Receiving well

I wrote recently that the Internet may not be changing giving so much as receiving. In honor of the 28th Steinbeck Festival (which just concluded) here is John Steinbeck, writing in 1951, on what it takes to be good at receiving:
"Certainly he was an interesting and charming man, but there was some other quality that far exceeded these. I have thought that it might be his ability to receive, to receive anything from anyone, to receive gracefully and thankfully, and to make the gift seem very fine. Because of this everyone felt good in giving to Ed--a present, a thought, anything.

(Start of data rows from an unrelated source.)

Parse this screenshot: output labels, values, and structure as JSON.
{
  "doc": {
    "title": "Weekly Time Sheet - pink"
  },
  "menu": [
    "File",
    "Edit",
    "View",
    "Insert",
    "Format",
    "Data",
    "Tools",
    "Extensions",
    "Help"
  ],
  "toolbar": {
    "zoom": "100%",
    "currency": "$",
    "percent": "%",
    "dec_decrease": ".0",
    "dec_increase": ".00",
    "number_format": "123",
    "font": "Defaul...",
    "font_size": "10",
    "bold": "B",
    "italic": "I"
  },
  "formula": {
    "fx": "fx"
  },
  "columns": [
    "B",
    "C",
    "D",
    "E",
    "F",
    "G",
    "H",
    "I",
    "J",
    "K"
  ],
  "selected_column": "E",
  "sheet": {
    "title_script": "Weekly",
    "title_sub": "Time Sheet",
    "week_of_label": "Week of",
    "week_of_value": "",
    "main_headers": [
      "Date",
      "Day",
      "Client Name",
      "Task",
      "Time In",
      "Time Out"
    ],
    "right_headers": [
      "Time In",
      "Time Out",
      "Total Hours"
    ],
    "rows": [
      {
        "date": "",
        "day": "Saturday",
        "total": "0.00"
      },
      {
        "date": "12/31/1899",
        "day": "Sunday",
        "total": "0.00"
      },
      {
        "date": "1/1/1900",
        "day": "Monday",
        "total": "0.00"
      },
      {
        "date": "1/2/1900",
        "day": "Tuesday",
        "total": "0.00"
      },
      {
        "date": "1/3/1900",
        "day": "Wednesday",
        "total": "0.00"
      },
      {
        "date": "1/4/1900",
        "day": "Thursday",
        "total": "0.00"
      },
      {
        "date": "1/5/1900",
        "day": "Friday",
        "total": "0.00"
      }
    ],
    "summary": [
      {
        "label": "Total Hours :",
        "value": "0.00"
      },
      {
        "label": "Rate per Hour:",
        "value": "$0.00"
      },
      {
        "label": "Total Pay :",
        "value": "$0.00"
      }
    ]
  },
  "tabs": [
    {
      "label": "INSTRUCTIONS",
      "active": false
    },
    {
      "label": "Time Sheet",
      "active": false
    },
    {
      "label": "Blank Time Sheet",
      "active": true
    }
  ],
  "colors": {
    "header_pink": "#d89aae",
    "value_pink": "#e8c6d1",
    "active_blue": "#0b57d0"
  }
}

Perhaps the most overrated virtue in our list of shoddy virtues is that of giving. Giving builds up the ego of the giver, makes him superior and higher and larger than the receiver...It is so easy to give, so exquisitely rewarding. Receiving, on the other hand, if it is well-done, requires a fine balance of self-knowledge and kindness. It requires humility and tact and great understanding of relationships. In receiving, you cannot appear, even to yourself, better or stronger or wiser than the giver, although you must be wiser to do it well.

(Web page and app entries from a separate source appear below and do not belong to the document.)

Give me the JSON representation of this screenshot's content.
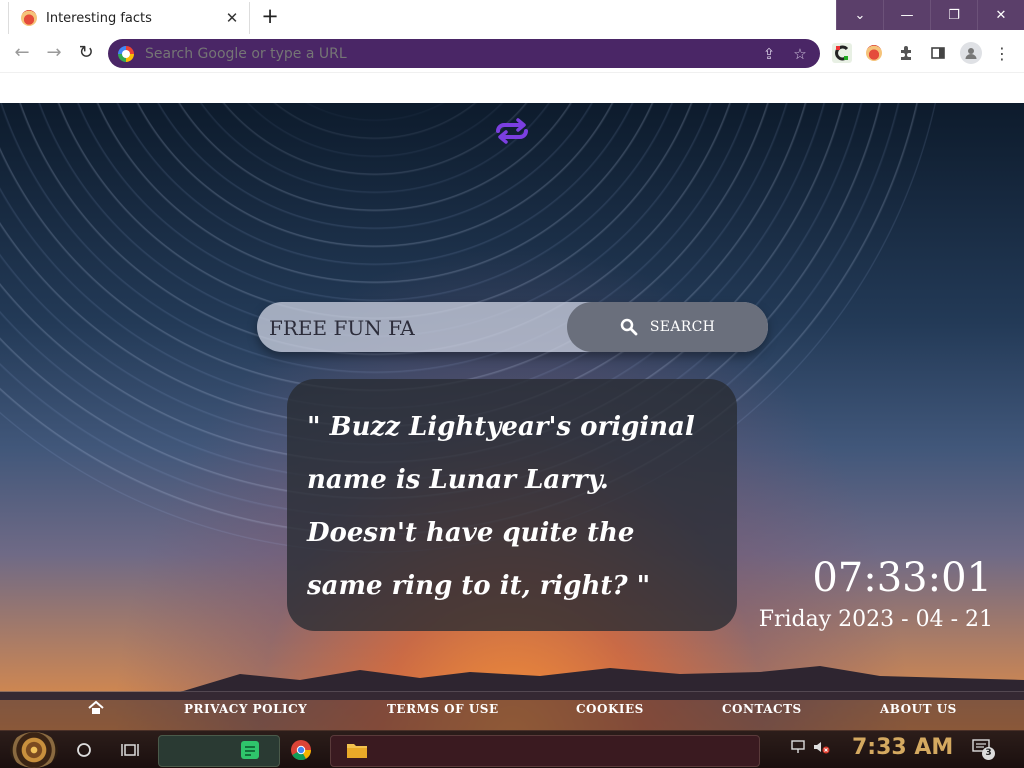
{
  "browser": {
    "tab_title": "Interesting facts",
    "tab_close": "✕",
    "new_tab": "+",
    "omnibox_placeholder": "Search Google or type a URL",
    "window_controls": [
      "⌄",
      "—",
      "❐",
      "✕"
    ]
  },
  "page": {
    "search": {
      "value": "FREE FUN FA",
      "button_label": "SEARCH"
    },
    "fact": {
      "text": "\"  Buzz Lightyear's original name is Lunar Larry. Doesn't have quite the same ring to it, right?  \""
    },
    "clock": {
      "time": "07:33:01",
      "date": "Friday 2023 - 04 - 21"
    },
    "footer": {
      "links": [
        "PRIVACY POLICY",
        "TERMS OF USE",
        "COOKIES",
        "CONTACTS",
        "ABOUT US"
      ]
    }
  },
  "taskbar": {
    "time": "7:33 AM",
    "notification_count": "3"
  },
  "icons": {
    "repeat": "repeat-icon",
    "search": "search-icon",
    "home": "home-icon"
  },
  "colors": {
    "omnibox_bg": "#4a2666",
    "window_controls_bg": "#5b3f6a",
    "repeat_icon": "#7b3fe0",
    "search_button_bg": "#6a6f7c",
    "fact_card_bg": "rgba(40,43,50,0.78)",
    "taskbar_clock": "#d4a960"
  }
}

It requires self-esteem to receive--not self-love but just a pleasant acquaintance and liking for oneself."

John Steinbeck, The Log from the Sea of Cortez, Appendix, ""About Ed Ricketts"", Penguin Books, 1951, pp. 272-3

Thanks, Rikki!


Anonymous said...

Thanks for identifying the other end of the giving relationship and highlighting Steinbeck's wise words on the subject. Do you think the internet allows people to "mature" in their receiving behavior? Does it provide a platform to let us realize this "pleasant acquaintace" with ourselves?

Lucy Bernholz said...

What a great set of questions...in light of other conversations happening on this blog in terms of marketized giving and embedded advertising - which are also asking questions about how internet and markets change giving/receiving, I'd have to say "I have no idea." Mature receiving, the kind of attributes Steinbeck describes so graciously, seem to me to be the result of parenting, worldview, humility, experience - so many things that may have nothing to do with immediate communication technologies (e.g. internet). What do you think? Will the ability to be in touch directly with donors, to aggregate small donations, speed up interaction, present multimedia - any of the things that the internet freely enables have an impact on how we receive?